Children with Asthma can have acute symptoms such as increased cough, chest tightness, difficulty in breathing and problems with exercise. During such acute asthma symptoms the airway muscles tighten up also called medically as bronchospasm, swelling or inflammation inside the airways and increased mucus secreations. In such episodes the reliever inhaler relaxes these muscles and give symptomatic relief.
These inhalers are to be used only when there are symptoms. The usual medicines used in relievers is either salbutamol or levo-salbutamol. In children the easiest and most effective way is to use inhalers (commonly called as the blue puff) with spacers as discussed elsewhere in the blog. The usual dose which is used is 2-4 puffs everytime and can be used 3-4 times a day. The reliever medicine can also be taken with other route like syrups, tablets, nebulizers or dry powdered inhalers. In some children there might be an additional need to use a short course of steroids for 5-6 days to reduce the airway swelling. This is usually given by either a syrup or a tablet. Steroids used via a nebulizer does not work in the acute stage.

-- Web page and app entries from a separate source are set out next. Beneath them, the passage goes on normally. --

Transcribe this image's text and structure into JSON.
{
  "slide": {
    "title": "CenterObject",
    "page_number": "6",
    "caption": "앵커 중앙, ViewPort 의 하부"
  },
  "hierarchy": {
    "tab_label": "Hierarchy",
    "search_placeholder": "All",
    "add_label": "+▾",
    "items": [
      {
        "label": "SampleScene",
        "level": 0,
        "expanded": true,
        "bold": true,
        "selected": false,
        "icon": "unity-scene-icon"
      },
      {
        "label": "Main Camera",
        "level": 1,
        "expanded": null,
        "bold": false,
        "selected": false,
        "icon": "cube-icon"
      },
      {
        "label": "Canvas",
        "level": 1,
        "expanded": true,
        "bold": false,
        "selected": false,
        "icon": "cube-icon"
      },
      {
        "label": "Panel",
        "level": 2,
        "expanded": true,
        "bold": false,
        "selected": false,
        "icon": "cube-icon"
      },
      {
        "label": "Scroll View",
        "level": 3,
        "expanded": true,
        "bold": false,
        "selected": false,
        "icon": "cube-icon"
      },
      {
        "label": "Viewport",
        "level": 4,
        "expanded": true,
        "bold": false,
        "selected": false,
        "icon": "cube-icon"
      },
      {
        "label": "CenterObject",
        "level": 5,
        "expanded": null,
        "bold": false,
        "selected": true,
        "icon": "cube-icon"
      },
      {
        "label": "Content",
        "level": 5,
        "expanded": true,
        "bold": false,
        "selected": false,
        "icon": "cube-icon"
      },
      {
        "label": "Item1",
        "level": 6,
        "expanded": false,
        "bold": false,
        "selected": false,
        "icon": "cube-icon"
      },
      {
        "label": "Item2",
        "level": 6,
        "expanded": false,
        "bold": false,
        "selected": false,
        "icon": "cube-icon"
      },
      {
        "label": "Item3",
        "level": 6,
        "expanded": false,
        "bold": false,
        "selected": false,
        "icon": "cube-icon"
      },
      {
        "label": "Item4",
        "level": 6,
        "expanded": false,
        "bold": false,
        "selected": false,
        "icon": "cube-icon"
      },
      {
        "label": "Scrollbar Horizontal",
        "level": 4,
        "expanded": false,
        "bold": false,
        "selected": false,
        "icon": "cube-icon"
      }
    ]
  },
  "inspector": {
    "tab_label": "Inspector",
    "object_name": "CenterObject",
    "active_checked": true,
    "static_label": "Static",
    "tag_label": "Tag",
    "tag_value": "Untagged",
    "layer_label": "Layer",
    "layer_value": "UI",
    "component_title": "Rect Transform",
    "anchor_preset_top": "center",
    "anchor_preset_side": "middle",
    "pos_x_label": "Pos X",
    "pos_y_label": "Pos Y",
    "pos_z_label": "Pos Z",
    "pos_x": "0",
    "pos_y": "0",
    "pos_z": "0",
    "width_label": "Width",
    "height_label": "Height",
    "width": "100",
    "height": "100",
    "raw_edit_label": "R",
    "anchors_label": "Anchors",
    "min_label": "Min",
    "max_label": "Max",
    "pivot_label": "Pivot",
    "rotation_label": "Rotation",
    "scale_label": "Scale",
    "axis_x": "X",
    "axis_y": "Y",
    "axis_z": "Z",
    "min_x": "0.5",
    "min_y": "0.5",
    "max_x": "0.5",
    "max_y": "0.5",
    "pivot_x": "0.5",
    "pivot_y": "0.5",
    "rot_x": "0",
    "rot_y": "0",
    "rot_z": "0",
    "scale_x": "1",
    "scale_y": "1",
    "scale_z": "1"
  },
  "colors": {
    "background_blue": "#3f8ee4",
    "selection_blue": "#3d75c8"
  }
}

If your child is requiring relievers frequently then he needs adequate preventers to have a better control of asthma symptoms. Please consult your pediatrician or pediatric pulmonologist.